**GOAL OF THE EXERCISE**
Restate all of the entries verbatim.

[Items from a dataset]
════════════════

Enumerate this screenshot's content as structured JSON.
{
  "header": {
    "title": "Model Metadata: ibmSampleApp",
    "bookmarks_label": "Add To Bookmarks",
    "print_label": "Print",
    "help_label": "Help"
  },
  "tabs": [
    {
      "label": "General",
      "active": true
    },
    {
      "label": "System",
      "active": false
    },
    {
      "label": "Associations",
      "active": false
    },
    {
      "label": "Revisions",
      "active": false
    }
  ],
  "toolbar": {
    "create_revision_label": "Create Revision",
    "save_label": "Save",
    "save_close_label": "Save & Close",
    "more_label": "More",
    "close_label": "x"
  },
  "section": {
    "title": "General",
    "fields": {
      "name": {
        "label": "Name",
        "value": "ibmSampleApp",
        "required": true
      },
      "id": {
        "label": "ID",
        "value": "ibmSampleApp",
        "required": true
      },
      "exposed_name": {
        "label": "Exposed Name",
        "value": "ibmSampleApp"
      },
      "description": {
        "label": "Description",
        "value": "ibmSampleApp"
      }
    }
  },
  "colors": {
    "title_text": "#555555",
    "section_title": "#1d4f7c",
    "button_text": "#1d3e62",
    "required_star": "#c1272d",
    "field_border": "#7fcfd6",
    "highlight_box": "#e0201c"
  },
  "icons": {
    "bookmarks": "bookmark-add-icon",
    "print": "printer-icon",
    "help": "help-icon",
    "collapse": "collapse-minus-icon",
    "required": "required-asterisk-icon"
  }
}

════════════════

**ANSWER BELOW**
Enumerate this screenshot's content as structured JSON.
{
  "header": {
    "title": "Model Metadata: ibmSampleApp",
    "bookmarks_label": "Add To Bookmarks",
    "print_label": "Print",
    "help_label": "Help"
  },
  "tabs": [
    {
      "label": "General",
      "active": true
    },
    {
      "label": "System",
      "active": false
    },
    {
      "label": "Associations",
      "active": false
    },
    {
      "label": "Revisions",
      "active": false
    }
  ],
  "toolbar": {
    "create_revision_label": "Create Revision",
    "save_label": "Save",
    "save_close_label": "Save & Close",
    "more_label": "More",
    "close_label": "x"
  },
  "section": {
    "title": "General",
    "fields": {
      "name": {
        "label": "Name",
        "value": "ibmSampleApp",
        "required": true
      },
      "id": {
        "label": "ID",
        "value": "ibmSampleApp",
        "required": true
      },
      "exposed_name": {
        "label": "Exposed Name",
        "value": "ibmSampleApp"
      },
      "description": {
        "label": "Description",
        "value": "ibmSampleApp"
      }
    }
  },
  "colors": {
    "title_text": "#555555",
    "section_title": "#1d4f7c",
    "button_text": "#1d3e62",
    "required_star": "#c1272d",
    "field_border": "#7fcfd6",
    "highlight_box": "#e0201c"
  },
  "icons": {
    "bookmarks": "bookmark-add-icon",
    "print": "printer-icon",
    "help": "help-icon",
    "collapse": "collapse-minus-icon",
    "required": "required-asterisk-icon"
  }
}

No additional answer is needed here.